Tuṅgabhadrā is a Sanskrit compound consisting of the terms tuṅga and bhadrā (भद्रा).Source: Cologne Digital Sanskrit Dictionaries: Shabda-Sagara Sanskrit-English Dictionary
(-draḥ) A restive elephant or one in rut. f.
(-drā) A river in the Mysore country, the Toombhadra. E. tuṅga lofty, tall, &c. and bhadra auspicious.
Sanskrit, also spelled संस्कृतम् (saṃskṛtam), is an ancient language of India commonly seen as the grandmother of the Indo-European language family. Closely allied with Prakrit and Pali, Sanskrit is more exhaustive in both grammar and terms and has the most extensive collection of literature in the world, greatly surpassing its sister-languages Greek and Latin.
See also (Relevant definitions)
Ends with: Cina-tungabhadra.
Search found 22 books and stories containing Tungabhadra, Tuṅgabhadra, Tuṅgabhadrā, Tunga-bhadra, Tuṅga-bhadra, Tuṅga-bhadrā; (plurals include: Tungabhadras, Tuṅgabhadras, Tuṅgabhadrās, bhadras, bhadrās). You can also click to the full overview containing English textual excerpts. Below are direct links for the most relevant articles:
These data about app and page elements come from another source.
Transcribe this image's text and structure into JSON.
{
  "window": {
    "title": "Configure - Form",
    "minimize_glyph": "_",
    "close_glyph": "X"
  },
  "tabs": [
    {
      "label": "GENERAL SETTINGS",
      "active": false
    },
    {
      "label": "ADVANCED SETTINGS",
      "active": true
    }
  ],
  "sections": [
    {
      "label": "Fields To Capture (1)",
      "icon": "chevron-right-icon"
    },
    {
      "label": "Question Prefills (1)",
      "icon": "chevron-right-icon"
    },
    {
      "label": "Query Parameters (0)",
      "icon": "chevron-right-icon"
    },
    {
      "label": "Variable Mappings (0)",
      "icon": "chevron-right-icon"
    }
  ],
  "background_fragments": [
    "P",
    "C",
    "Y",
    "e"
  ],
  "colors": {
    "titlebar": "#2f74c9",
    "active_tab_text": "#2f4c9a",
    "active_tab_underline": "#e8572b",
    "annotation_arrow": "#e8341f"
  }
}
The Garuda Purana (by Manmatha Nath Dutt)
Chapter LXXXI - A brief description of holy pools and sanctuaries < [Agastya Samhita]
Middle Chola Temples (by S. R. Balasubrahmanyam)
Vira Rajendra (a.d. 1062-1070) < [Chapter V - Successors of Rajendra I (a.d. 1018 to 1070)]
Temples in Tadi-maalingi (Jananathapuram) < [Chapter II - Temples of Rajaraja I’s Time]
Introduction < [Chapter I - Rajaraja I (a.d. 985 to 1014)]
The Mirror of Gesture (abhinaya-darpana) (by Ananda Coomaraswamy)
Preceptors of Advaita (by T. M. P. Mahadevan)
(i) Kāmākṣī < [58. (various)]
The Brahma Purana (by G. P. Bhatt)